▸ **Exercise objective**: Where the word "structure" occurs in a line of the listing below, copy that line.

▸ **Given entries**:
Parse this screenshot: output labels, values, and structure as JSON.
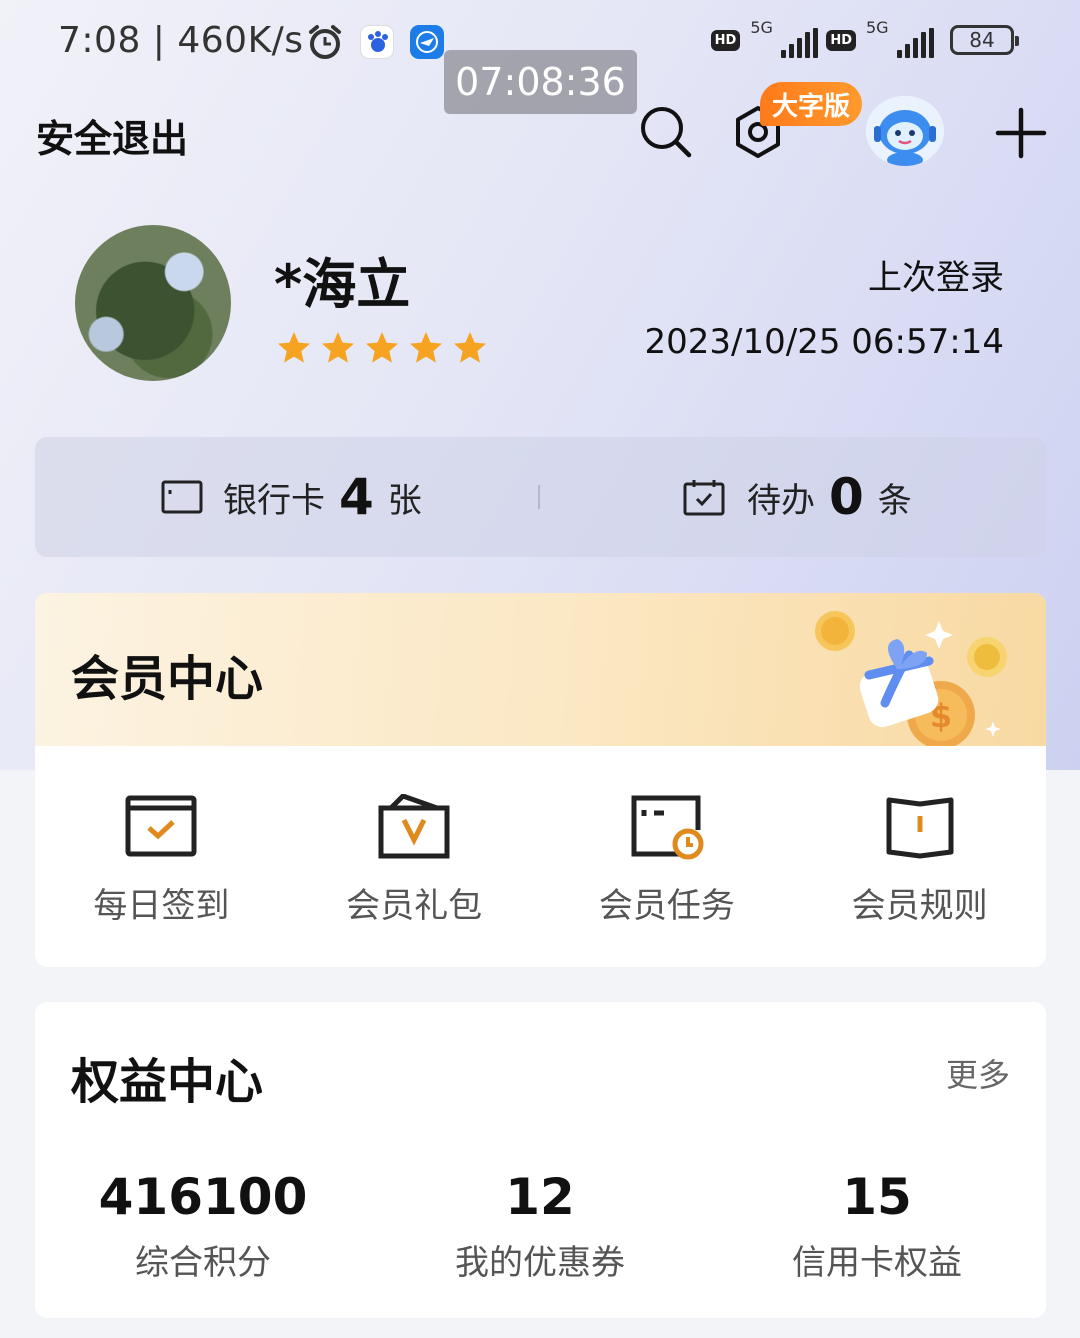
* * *
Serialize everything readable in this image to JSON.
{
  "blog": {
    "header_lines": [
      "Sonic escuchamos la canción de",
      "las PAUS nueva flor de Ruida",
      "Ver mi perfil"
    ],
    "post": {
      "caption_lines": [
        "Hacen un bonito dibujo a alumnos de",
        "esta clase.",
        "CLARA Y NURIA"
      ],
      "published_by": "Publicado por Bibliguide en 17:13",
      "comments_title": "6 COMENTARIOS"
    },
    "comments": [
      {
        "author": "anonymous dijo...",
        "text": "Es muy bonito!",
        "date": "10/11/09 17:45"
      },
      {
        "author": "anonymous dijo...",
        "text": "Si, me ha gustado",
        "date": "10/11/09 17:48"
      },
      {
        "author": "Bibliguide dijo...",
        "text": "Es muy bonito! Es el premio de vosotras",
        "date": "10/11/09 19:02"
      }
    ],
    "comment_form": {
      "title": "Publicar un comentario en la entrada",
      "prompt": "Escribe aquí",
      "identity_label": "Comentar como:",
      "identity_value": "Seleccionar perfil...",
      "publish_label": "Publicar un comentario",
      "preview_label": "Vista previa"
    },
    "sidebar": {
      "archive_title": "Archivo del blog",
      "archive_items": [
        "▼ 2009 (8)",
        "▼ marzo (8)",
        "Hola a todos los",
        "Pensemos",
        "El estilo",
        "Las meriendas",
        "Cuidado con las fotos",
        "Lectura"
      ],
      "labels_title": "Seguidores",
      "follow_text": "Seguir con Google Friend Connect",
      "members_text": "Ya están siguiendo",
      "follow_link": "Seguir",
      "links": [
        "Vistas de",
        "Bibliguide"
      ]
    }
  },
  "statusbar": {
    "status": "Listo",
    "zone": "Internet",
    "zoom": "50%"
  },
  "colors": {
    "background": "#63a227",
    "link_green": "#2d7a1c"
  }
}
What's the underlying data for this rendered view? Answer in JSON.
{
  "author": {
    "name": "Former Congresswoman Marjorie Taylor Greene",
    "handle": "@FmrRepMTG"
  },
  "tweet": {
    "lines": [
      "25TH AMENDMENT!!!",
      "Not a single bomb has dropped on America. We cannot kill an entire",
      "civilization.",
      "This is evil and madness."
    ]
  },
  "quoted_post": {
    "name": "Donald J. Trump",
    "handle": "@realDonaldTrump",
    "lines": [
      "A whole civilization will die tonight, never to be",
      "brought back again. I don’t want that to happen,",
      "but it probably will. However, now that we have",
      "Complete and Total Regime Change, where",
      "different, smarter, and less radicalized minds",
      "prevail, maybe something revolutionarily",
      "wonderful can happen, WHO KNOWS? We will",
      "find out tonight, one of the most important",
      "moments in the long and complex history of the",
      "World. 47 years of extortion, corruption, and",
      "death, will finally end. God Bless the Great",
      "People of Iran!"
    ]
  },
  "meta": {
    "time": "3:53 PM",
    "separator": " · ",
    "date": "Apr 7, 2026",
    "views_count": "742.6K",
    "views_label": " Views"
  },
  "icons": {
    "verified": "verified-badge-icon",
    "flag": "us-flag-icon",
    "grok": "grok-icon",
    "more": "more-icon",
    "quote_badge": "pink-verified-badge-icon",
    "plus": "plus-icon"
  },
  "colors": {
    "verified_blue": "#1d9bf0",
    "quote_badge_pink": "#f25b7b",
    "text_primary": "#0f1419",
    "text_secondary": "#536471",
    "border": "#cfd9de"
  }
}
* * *
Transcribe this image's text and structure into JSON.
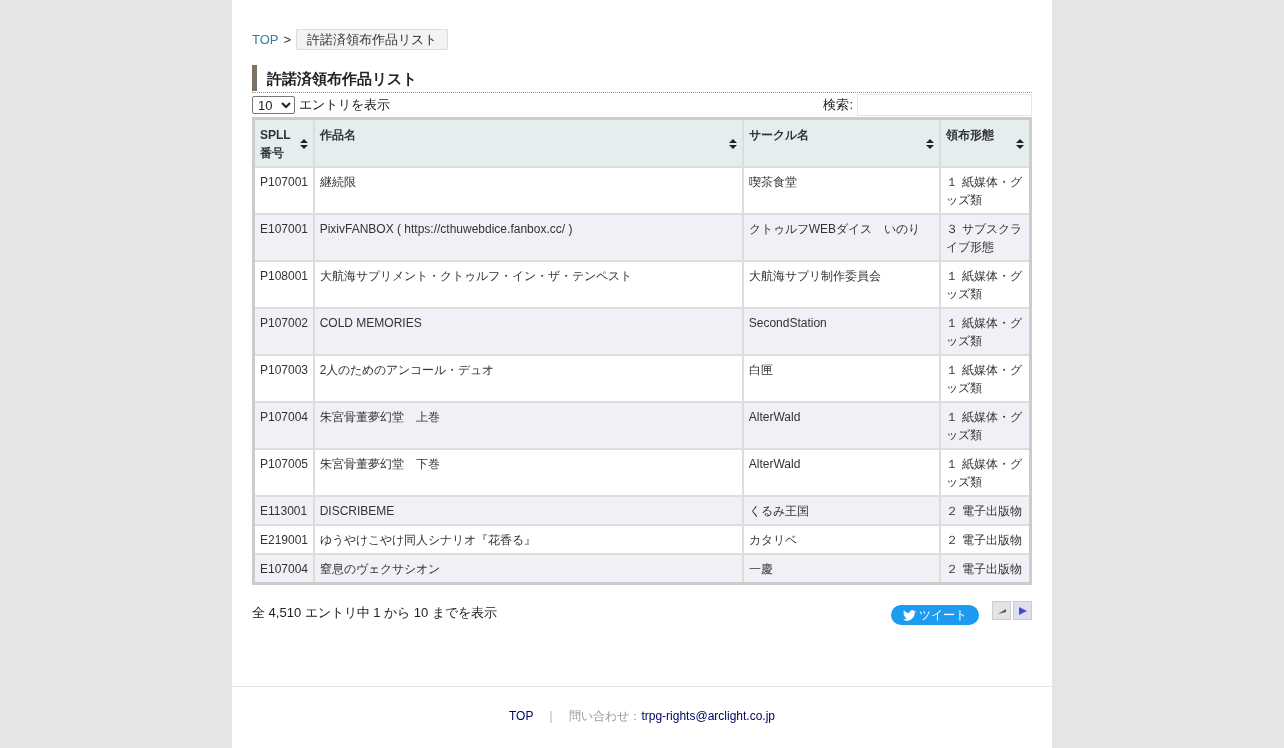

▸ **Task response**:
Parse this screenshot: output labels, values, and structure as JSON.
Transcribe this image's text and structure into JSON.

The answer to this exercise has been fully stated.